A great article from AskAmathematician about true randomness.
The question is actually geared towards physicists and the tl;dr is: true randomness exists. Take that causality believers.
And as I expected, the experience to prove this is done with photons:
posted April 2014
I just gave a talk about bitcoins at my uni, here are the slides
The editor I'm using the most is Sublime Text 3. It's just super easy to use and super useful when you combine it with the right plugins and snippets.
But I love switching editors. I've used Frontpage, Dreamweaver, PHP Designer, Netbeans, Notepad++... and others I can't remember. I've recently tried the beta of Light Table and Brackets (that is truly amazing!), and I am eagerly waiting for Atom the open source IDE of github.
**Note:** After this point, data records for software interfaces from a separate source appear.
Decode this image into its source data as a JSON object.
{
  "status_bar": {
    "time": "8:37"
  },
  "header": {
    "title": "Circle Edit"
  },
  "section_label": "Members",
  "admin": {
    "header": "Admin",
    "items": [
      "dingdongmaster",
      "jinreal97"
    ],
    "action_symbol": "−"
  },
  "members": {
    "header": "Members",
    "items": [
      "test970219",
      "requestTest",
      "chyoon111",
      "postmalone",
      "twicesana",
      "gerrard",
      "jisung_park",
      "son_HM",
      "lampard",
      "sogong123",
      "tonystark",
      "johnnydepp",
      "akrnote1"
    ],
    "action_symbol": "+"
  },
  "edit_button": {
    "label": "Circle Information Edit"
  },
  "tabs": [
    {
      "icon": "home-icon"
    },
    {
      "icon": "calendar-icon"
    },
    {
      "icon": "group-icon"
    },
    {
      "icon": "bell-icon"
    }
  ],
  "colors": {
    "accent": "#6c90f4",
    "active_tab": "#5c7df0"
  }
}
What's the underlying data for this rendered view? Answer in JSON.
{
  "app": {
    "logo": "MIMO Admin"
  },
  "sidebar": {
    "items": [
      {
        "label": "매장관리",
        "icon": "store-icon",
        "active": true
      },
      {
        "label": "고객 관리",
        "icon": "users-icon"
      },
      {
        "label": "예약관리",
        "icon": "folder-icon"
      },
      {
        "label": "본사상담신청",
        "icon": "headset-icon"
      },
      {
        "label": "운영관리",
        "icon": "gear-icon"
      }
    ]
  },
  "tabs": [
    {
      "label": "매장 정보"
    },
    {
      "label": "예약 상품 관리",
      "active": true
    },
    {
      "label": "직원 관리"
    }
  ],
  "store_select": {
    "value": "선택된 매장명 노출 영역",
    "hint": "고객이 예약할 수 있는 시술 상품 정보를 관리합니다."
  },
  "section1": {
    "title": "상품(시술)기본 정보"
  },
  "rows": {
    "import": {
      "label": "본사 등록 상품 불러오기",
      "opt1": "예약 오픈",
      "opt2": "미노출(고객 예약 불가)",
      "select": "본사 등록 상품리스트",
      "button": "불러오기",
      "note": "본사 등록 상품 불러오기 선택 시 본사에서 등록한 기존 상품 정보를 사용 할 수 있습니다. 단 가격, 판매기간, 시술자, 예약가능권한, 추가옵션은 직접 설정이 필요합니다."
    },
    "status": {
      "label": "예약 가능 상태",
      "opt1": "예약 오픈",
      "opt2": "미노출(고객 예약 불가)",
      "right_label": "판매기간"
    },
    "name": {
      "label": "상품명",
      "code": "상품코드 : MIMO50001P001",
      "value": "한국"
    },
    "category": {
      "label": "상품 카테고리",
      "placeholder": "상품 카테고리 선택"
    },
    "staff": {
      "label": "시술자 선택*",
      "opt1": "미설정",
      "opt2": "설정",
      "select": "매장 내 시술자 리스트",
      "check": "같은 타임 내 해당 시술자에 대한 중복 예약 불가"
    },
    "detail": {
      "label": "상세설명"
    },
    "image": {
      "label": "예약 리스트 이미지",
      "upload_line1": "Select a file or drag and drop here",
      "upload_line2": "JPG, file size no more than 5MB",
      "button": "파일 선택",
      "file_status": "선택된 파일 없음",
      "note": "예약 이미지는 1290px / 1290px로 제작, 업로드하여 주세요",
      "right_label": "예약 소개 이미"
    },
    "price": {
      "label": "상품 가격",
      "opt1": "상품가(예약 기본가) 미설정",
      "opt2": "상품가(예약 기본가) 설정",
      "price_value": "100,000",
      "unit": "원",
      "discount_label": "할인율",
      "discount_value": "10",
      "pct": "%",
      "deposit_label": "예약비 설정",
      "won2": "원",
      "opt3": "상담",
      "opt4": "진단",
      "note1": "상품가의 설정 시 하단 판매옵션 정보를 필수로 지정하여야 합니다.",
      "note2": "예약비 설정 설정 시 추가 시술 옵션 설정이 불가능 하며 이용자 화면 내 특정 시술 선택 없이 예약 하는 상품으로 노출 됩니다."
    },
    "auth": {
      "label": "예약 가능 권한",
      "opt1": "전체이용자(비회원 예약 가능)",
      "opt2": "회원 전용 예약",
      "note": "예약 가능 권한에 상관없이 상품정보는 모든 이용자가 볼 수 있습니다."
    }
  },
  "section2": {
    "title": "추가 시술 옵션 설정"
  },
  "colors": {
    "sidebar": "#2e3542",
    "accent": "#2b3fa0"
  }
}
I also love spending time with Emacs. It's hard to master but I dig the "you don't need a mouse" aspect. One thing I found really annoying though is that most software use Vim by default. Wanting to master emacs, I didn't want to spend time learning Vim as well and I started tweaking the settings so that software X would use emacs by default. And that works well until... But then you run into some complications, for example I'm still trying to figure out how to do a git diff with emacs, or you run into a machine without emacs, and then it's either nano, which is shitty, or something else that is installed on the machine... and vim is (almost?) always installed by default.
So I decided to just learn Vim. And it was actually easier than it sounded and I feel like I'm going to avoid a lot of headaches now. Sometimes it's better to learn and adapt rather than try to use our own tools.
And if you're like me, you'll actually have a lot of fun learning vim :)
I run into a lot of great reads these days, so let me share one more with you,
Jean-Baptiste Quéru tries to explain how deep it goes when you just query google.com in your browser.
Wife: You mean http like the beginning of what I type into the browser?
Ryan: Yeah. That first part tells the browser what protocol to use. That stuff you type in there is one of the most important breakthroughs in the history of computing.
I was very confused when I was introduced to signatures and macs because I thought they were just Hashes. I got to understand what it was and... it's actually super simple.
Here's a great explanation on the crypto stackexchange but here's mine:
- I have a huuuge message that I want to transfer to a friend. I'm scared some of the words would change during transit. Solution? I just hash it and send the hash with the message.
hash = Hash(message). A hash is pretty small (for example a md5 hash is 32 characters) so it's no trouble.
My friend then receives the message and the hash, he can
Hash(message) it and see if it gives him the same hash. If it doesn't then he knows that the message was changed and he can ask me for a new copy.
You can also call that an unkeyed hash, simply because it doesn't use a key. You just apply the algorithm to the message, no other arguments are given to the hash function.
- Okay now, We had some problems because some bad guy has sent numerous bad messages to my friends pretending he was me. I still want to hash my message but I also want to tell my friend it was me who wrote it.
So, like a symmetric cipher, I generate a key that I share with my friend. And I hash my message with that key
Hash = HMAC(key, message). My friend can now hash it with the same key when he receives the message and see that we have the same hash.
We just used a (symmetric) keyed hash or a HMAC (Hash-based message authentication code). Note that we could have used a MAC based on a Cipher as well (CMAC).
- So me and my friend have been writing many messages to a community of coders. We want to sign each messages with our name, but that's not enough, another bad guy is posting bad stuff signed with our names on different websites. So let's use a Hash that people can verify, like an asymmetric cipher, we generate both a secret key and a public key, we hash the message with our secret key and we post the message, the hash and the public key.
Hash = Sign(secret_key, message). People can then verifiy that Hash with the public key. Voila ! We just used a Signature or how I like to call them a asymmetric keyed hash. It allows for integrity of data, thanks to the hash, authentification of the authors, thanks to the secret key (this is a MAC), non-repudiation thanks to the public key (and now we have a signature).
So if you got it right, Hash < Mac < Signature. They're all useful and you should use the one relevant according to the context.
I'll just copypasta the table on the stackoverflow answer, because it's a real nice summary:
Cryptographic primitive | Hash | MAC | Digital
Security Goal | | | signature
Integrity | Yes | Yes | Yes
Authentication | No | Yes | Yes
Non-repudiation | No | No | Yes
Kind of keys | none | symmetric | asymmetric
| | keys | keys
A video I found about Elliptic Curve Cryptography that talks about the Discreet Logarithm Problem and the Diffie-Hellman Handshake with ECCs. Class is in english, with bits of german and even some french :)
Such a nice lecture, Christof Paar makes me think of a younger Gilbert Strang, seems to be a great professor. I was captivated until the end and I started liking ECCs again :)
A teacher from my uni (and who was teaching Programming last semester) is organizing a Hacking Week next week. Signs up are still possible there : http://hackingweek.fr/contestant/list/
It should be a Capture The Flag kind of contest. It should be interesting, although I'm going to ski with some friends so I won't be able to be really into it...